Use for TIE jitter measurement the same PLL tracking algorithm as your receiver.

That is not merely possible; it is the required method for jitter measurement. It excludes wander in precisely the same way as your PLL circuit.

Provided that you take sufficiently long data records, this method sidesteps all issues about the existence of low-frequency wander. Whatever your receiver sees, your measurement sees also. I'll talk more about that in my next article.

Tying it all together

There exists no generalized, self-consistent way to measure the complete range of all jitter, because there is no way to capture jitter components all the way down to zero frequency.

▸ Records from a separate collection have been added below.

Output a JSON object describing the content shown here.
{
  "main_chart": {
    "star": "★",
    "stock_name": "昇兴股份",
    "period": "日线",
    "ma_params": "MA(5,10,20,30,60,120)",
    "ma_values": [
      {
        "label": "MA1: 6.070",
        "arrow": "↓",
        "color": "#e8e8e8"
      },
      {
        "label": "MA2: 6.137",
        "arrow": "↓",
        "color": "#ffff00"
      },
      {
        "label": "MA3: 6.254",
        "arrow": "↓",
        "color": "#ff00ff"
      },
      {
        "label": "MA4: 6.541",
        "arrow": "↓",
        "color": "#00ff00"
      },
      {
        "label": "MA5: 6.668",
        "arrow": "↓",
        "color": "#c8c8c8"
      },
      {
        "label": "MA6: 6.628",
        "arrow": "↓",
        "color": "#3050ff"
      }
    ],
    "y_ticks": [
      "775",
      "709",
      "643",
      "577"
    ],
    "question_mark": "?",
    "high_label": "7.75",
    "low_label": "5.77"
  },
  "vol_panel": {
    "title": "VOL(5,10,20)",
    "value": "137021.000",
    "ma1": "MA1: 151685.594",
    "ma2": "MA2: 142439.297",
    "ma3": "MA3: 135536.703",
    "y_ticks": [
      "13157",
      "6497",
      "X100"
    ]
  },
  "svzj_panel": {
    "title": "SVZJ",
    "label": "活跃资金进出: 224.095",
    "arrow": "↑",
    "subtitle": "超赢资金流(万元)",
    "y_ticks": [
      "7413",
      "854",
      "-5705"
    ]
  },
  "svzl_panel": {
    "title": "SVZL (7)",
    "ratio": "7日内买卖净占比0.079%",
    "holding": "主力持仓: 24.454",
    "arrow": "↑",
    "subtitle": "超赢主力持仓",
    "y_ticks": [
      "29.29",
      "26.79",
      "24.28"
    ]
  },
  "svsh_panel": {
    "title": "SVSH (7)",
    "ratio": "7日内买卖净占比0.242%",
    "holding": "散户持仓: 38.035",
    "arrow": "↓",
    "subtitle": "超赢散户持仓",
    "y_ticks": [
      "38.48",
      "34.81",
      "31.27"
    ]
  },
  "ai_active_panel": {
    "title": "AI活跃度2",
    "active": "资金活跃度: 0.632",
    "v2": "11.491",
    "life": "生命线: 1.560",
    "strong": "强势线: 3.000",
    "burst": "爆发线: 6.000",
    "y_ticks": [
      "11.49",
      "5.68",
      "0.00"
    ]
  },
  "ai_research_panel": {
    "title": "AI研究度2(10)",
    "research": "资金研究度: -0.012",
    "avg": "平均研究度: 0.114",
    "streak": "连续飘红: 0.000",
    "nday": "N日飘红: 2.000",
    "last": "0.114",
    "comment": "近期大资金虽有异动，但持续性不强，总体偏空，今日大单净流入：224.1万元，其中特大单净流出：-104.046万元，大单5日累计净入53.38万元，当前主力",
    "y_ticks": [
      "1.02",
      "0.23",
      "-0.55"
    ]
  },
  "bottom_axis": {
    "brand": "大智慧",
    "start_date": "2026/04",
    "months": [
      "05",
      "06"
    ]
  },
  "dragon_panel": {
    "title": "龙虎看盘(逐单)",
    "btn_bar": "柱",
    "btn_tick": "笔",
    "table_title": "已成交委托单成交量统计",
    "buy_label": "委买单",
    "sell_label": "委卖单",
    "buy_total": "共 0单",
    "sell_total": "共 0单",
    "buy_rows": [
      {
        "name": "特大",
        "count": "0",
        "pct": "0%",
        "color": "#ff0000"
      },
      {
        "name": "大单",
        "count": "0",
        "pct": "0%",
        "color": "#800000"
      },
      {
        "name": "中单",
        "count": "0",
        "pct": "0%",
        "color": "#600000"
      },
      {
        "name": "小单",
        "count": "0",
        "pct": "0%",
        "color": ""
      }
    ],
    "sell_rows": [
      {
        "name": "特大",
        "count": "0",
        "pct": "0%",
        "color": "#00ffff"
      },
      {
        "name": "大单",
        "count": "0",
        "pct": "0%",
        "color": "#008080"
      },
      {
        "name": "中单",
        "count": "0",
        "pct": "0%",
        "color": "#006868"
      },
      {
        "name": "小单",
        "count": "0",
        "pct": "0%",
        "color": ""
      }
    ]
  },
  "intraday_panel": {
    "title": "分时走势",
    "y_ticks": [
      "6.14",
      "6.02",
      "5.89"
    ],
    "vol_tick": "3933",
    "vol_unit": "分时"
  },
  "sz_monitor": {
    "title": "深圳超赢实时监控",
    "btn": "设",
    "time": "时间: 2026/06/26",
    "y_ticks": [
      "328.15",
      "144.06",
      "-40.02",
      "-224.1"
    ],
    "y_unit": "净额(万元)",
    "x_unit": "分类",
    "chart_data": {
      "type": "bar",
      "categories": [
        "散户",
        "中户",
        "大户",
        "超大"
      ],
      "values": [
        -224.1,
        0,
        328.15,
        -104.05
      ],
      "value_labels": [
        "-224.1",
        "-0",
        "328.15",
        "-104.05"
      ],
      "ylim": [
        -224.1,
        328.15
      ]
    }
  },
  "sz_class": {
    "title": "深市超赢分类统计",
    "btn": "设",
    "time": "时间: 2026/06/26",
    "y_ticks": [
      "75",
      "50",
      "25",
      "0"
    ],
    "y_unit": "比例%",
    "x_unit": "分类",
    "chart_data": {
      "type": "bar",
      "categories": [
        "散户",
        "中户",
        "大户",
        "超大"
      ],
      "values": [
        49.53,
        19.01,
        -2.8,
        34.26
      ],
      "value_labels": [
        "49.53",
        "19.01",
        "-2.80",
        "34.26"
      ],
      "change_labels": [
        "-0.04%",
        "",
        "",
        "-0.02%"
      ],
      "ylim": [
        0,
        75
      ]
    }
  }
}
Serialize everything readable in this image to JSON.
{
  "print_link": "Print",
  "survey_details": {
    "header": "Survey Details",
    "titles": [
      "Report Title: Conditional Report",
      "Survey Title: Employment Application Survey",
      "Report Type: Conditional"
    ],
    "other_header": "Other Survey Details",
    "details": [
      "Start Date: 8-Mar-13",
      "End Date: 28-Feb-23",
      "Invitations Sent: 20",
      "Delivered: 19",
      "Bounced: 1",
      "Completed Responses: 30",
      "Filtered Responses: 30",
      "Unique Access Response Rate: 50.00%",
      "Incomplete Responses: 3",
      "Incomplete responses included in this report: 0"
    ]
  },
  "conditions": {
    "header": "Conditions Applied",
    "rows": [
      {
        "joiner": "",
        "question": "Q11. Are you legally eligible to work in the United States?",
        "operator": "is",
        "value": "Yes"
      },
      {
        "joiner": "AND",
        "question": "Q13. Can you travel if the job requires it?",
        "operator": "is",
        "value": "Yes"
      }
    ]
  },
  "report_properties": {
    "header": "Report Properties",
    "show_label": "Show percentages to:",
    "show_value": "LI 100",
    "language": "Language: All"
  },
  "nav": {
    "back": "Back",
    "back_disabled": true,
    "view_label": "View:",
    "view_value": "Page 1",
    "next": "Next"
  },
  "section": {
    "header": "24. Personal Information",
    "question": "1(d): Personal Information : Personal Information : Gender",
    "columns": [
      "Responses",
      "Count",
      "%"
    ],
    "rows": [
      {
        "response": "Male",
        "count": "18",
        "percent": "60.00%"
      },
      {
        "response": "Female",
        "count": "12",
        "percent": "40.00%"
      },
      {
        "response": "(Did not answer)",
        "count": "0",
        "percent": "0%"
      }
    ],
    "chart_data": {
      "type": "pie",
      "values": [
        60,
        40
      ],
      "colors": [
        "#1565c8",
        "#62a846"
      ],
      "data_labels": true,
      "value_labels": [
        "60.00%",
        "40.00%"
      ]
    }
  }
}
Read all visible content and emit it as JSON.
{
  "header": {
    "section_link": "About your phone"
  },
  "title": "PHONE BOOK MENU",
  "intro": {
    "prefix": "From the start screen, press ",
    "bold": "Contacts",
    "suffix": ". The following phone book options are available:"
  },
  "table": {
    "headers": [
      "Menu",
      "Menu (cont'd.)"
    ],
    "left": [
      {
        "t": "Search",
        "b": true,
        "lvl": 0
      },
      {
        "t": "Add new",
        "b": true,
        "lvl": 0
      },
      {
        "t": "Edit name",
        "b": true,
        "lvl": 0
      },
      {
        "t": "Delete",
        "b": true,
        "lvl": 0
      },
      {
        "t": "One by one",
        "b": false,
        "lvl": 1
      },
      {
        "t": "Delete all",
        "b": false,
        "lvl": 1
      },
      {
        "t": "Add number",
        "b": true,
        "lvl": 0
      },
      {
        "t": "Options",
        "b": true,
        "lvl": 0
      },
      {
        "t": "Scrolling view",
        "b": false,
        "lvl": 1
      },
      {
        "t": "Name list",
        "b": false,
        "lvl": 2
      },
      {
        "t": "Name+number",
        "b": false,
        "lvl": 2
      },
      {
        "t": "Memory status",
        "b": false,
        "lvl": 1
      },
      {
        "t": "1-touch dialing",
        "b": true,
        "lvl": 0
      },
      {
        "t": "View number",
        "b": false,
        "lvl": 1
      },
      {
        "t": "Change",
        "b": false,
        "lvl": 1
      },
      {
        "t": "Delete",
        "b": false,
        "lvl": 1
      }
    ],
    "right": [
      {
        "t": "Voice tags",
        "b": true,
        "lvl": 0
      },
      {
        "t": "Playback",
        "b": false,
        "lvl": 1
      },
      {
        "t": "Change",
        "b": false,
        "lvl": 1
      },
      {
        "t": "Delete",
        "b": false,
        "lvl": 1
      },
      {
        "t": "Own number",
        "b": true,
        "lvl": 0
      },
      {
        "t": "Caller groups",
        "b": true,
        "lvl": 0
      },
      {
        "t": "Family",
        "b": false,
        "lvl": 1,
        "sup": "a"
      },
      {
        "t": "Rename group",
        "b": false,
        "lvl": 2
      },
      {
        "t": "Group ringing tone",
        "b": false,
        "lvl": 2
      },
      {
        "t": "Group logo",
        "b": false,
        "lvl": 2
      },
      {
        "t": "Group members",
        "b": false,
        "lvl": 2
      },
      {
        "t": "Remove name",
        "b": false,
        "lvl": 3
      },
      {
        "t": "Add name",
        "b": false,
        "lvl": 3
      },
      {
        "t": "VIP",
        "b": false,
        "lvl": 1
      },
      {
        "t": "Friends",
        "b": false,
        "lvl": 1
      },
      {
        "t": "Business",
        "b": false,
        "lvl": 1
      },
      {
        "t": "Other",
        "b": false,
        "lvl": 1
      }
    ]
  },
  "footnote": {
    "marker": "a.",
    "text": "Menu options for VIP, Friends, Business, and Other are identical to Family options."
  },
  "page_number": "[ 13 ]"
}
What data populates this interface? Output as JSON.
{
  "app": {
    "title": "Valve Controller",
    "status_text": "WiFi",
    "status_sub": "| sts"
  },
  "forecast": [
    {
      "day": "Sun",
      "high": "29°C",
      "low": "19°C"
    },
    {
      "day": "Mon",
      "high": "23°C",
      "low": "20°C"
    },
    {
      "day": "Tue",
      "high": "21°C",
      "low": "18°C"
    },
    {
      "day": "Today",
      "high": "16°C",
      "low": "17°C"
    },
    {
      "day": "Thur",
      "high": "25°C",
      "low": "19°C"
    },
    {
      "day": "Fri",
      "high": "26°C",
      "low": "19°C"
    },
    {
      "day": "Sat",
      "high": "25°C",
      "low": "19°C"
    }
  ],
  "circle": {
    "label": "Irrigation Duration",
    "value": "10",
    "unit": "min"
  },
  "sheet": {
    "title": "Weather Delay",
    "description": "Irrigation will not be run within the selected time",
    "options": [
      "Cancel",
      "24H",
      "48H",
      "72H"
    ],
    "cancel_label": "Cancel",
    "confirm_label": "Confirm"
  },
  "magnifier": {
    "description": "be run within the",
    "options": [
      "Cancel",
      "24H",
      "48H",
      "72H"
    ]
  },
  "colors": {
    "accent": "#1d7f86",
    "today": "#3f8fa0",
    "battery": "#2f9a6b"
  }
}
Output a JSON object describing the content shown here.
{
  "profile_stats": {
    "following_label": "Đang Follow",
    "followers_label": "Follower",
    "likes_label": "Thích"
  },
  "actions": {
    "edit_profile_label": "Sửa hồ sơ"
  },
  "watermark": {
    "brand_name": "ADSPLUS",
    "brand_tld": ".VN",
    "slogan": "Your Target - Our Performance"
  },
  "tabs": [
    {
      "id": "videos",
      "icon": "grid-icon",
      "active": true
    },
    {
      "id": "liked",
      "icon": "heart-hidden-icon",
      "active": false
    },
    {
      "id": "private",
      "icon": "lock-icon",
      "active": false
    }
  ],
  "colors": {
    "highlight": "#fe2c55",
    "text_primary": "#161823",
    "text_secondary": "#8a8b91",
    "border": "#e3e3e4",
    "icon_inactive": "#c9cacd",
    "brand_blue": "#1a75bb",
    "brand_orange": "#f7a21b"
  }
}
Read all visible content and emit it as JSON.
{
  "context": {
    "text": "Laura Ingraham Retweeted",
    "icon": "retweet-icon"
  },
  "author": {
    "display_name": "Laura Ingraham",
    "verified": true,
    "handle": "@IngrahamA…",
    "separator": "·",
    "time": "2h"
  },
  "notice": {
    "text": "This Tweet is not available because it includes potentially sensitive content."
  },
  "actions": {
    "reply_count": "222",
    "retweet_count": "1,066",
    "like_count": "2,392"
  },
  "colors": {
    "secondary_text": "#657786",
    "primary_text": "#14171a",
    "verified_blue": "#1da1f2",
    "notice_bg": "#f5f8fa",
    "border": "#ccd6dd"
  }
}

If you attempt to measure jitter at all frequencies you will discover your readings just getting higher and higher as you make your data records longer and longer. Even if your input signal is perfect, your scope isn't. In the limit, as you attempt to measure jitter over very long periods of time, you just end up measuring noise in the scope's reference oscillator that soars to infinity as the data record approaches infinite length.

Instead of trying to measure "all jitter", focus your attention on measuring the jitter of interest to your receiver. Capture coherently-sampled data records several times longer than the tracking response time of your receiver's PLL and measure jitter against a reference clock generated using the same PLL algorithm as your receiver.

A PLL-based reference clock is the relative signal against which Einstein would want you to measure jitter.

Best Regards,
Dr. Howard Johnson